Vast majority of Indians, including those who oppose Prime Minister Narendra Modi, believe that nuclear war is "winnable", according to the results of a Stimson Center poll released recently. They want their country to build a bigger nuclear arsenal than China and Pakistan combined. Responding to the clamor for more nukes, Indian Prime Minister Narendra Modi said in 2019 that Indian nuclear weapons were not kept as mere showpieces. Strong belief about India's ability to win a nuclear war against Pakistan cuts across party lines with 91% of those who support Mr. Modi and 85% of those who don't. Recently, a group of researchers at Rutgers University considered a hypothetical nuclear conflict between India and Pakistan as they believed such a conflict was the most likely. The group warned that an India-Pakistan nuclear exchange will be catastrophic for the region with tens of millions of immediate fatalities in the war zone, followed by hundreds of millions of starvation deaths around the globe.
|Indians Believe Nuclear War is Winnable. Source: Stimson Center|
The poll also finds that the overwhelming majority of Indians are confident their military can defeat both China and Pakistan. They expect that the United States military would come to India's aid in the event of a war with China or Pakistan. Stimson Center analysts believe that "Indian self-confidence may lead to mistaken popular views of Indian military prowess: India has considerable military capabilities against its most likely regional opponents. Yet Indian confidence that India would likely defeat China or Pakistan may exceed what a careful net assessment might warrant".
|Nuclear Arsenals of India, Pakistan and China. Source: The Economist|
The nuclear arsenals of India, Pakistan and China are small but growing faster than those of other nuclear-armed countries, according to a report in The Economist magazine. The combined nuclear stockpiles of China (350 warheads), India (160) and Pakistan (165) now exceed British and French arsenals in Europe (around 500 in total). All three countries are now building their own nuclear “triads”: nukes deliverable from land, air and sea.

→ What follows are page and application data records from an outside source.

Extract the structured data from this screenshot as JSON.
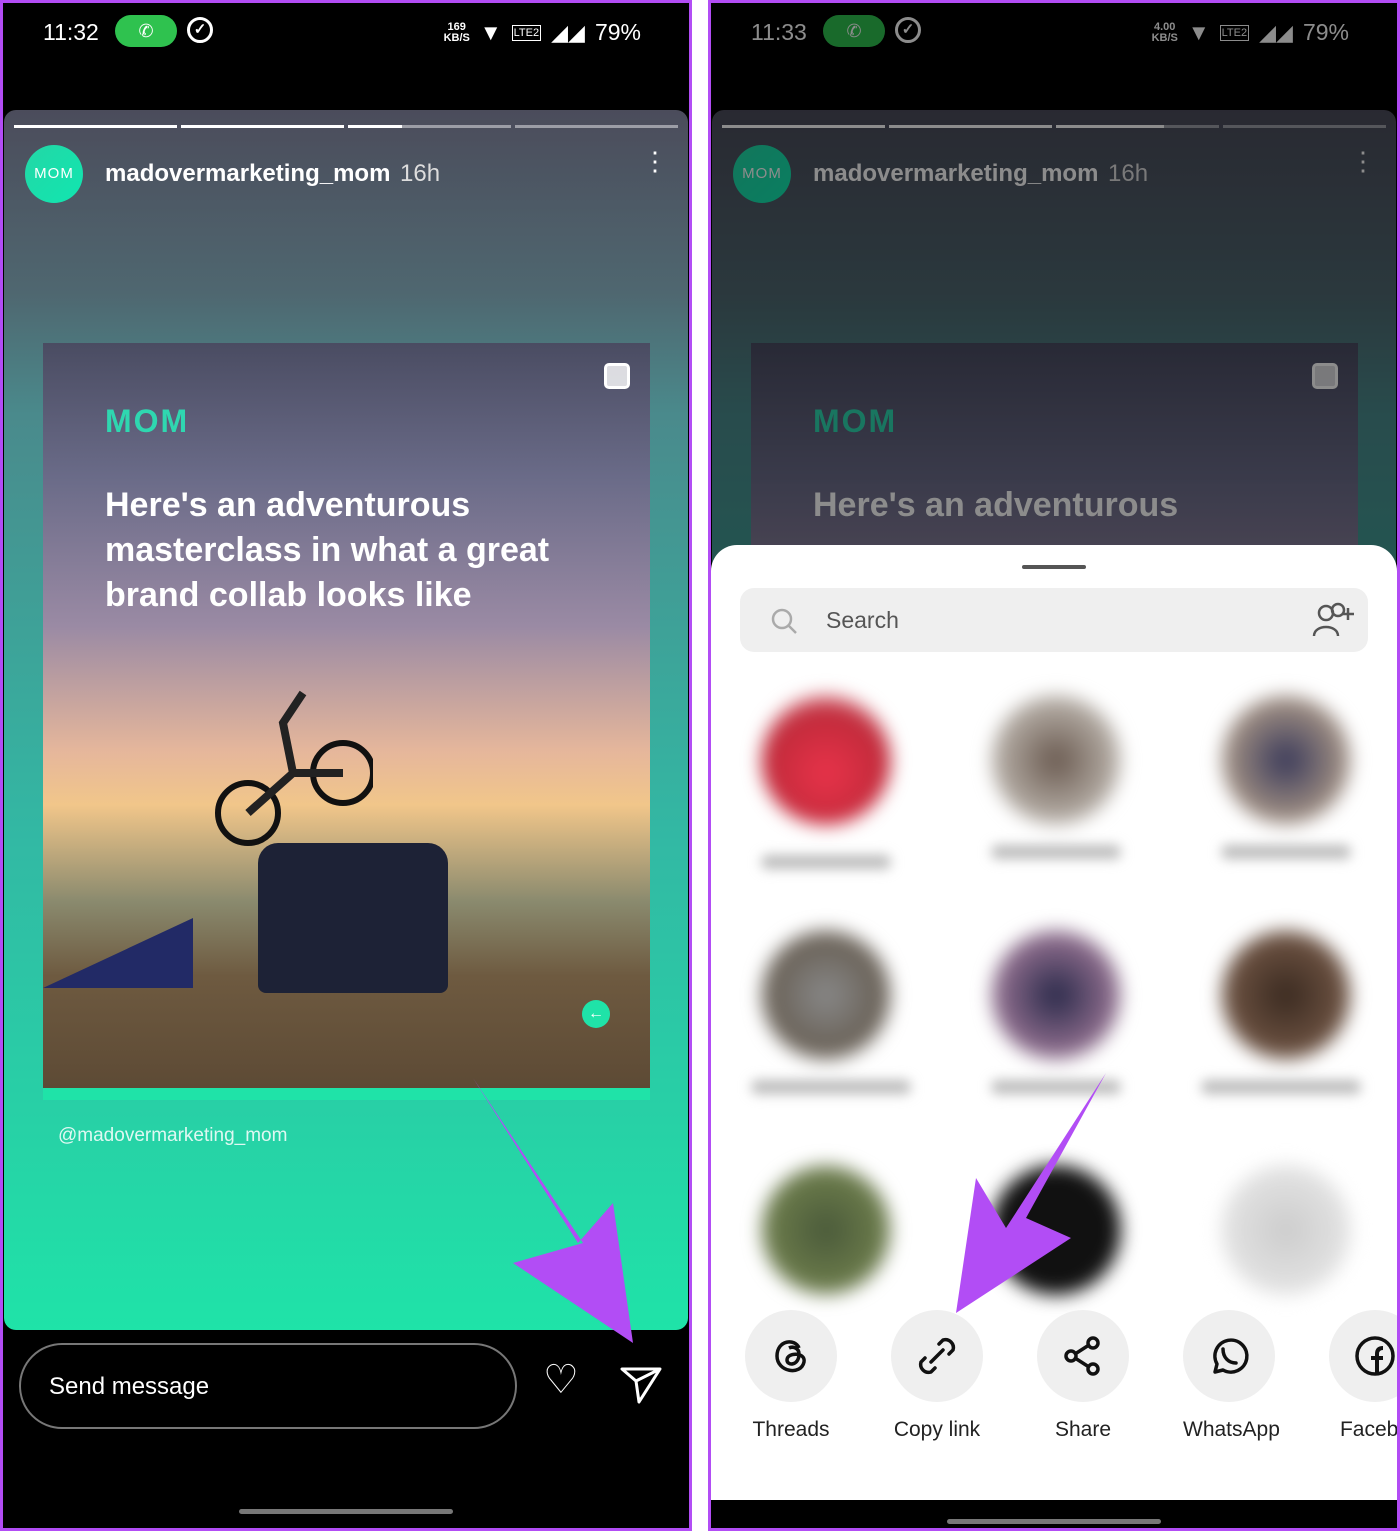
{
  "left": {
    "status": {
      "time": "11:32",
      "speed_value": "169",
      "speed_unit": "KB/S",
      "battery": "79%"
    },
    "story": {
      "progress": [
        1,
        1,
        0.33,
        0
      ],
      "username": "madovermarketing_mom",
      "time_ago": "16h",
      "post": {
        "logo": "MOM",
        "headline": "Here's an adventurous masterclass in what a great brand collab looks like"
      },
      "mention": "@madovermarketing_mom"
    },
    "reply": {
      "placeholder": "Send message"
    }
  },
  "right": {
    "status": {
      "time": "11:33",
      "speed_value": "4.00",
      "speed_unit": "KB/S",
      "battery": "79%"
    },
    "story": {
      "username": "madovermarketing_mom",
      "time_ago": "16h",
      "post": {
        "logo": "MOM",
        "headline": "Here's an adventurous"
      }
    },
    "sheet": {
      "search_placeholder": "Search",
      "share_options": [
        {
          "label": "Threads",
          "icon": "threads-icon"
        },
        {
          "label": "Copy link",
          "icon": "link-icon"
        },
        {
          "label": "Share",
          "icon": "share-icon"
        },
        {
          "label": "WhatsApp",
          "icon": "whatsapp-icon"
        },
        {
          "label": "Facebo",
          "icon": "facebook-icon"
        }
      ]
    }
  },
  "colors": {
    "accent_arrow": "#b24df5",
    "brand": "#1fe3a8",
    "call": "#2fc24f"
  }
}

The Stimson survey was conducted by phone with a random sample of 7000 Indians between April 13 and May 14, 2022. Below are its key findings as reported by Christopher Clary, Sameer Lalwani, Niloufer Siddiqui and Neelanjan Sircar:
1. High levels of support for Prime Minister Narendra Modi, who likely remains among the most popular national leaders in the world today;

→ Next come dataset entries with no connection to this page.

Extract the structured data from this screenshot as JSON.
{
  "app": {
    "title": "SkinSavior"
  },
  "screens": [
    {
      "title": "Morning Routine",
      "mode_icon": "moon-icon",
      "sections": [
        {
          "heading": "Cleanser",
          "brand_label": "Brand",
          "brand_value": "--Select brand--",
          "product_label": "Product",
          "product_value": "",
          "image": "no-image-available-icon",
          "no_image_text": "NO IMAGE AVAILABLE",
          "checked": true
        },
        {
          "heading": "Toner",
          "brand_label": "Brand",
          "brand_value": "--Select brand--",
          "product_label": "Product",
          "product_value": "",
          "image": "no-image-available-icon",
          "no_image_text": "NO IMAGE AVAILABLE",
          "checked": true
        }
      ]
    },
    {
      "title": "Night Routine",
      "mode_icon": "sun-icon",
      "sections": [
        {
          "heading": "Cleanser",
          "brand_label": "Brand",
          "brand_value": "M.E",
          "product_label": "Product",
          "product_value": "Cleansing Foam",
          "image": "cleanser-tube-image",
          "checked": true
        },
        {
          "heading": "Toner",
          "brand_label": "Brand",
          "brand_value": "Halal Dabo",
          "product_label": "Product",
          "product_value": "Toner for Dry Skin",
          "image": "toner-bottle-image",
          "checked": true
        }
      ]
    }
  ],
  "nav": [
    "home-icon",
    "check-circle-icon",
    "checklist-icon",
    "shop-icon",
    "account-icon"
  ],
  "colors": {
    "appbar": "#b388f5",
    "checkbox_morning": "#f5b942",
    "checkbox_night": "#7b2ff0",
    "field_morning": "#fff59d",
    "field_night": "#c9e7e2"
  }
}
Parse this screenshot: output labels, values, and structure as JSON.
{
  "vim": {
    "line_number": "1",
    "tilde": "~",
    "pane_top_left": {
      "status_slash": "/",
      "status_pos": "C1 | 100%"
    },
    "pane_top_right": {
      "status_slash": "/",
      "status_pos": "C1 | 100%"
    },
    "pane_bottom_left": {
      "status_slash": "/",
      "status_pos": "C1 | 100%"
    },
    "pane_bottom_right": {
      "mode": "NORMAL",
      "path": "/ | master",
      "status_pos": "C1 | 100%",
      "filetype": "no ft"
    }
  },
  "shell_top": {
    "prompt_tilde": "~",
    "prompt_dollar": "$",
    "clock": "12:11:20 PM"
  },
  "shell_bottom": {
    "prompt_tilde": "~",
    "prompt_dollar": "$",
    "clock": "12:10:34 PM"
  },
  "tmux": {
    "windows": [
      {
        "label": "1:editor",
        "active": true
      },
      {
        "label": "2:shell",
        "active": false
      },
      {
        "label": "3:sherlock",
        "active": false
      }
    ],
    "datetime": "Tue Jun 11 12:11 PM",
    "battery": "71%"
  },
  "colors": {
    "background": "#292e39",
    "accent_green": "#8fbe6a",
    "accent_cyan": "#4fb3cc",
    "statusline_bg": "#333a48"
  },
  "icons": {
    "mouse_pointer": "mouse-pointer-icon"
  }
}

2. Extraordinary nationalist sentiment among Indians, at high levels compared to prior cross-national surveys using identical question wording;
3. Troubling signs of intolerance toward India’s large Muslim minority, which helps provide context to recent controversies;
4. Strong confidence in the Indian government’s ability to defend India against potential domestic and foreign threats;
5. Expectations among a majority of Indian respondents that the U.S. military would support India in the event of a war with China or Pakistan; and
6. Large majorities in favor of Indian numerical nuclear superiority against its adversaries.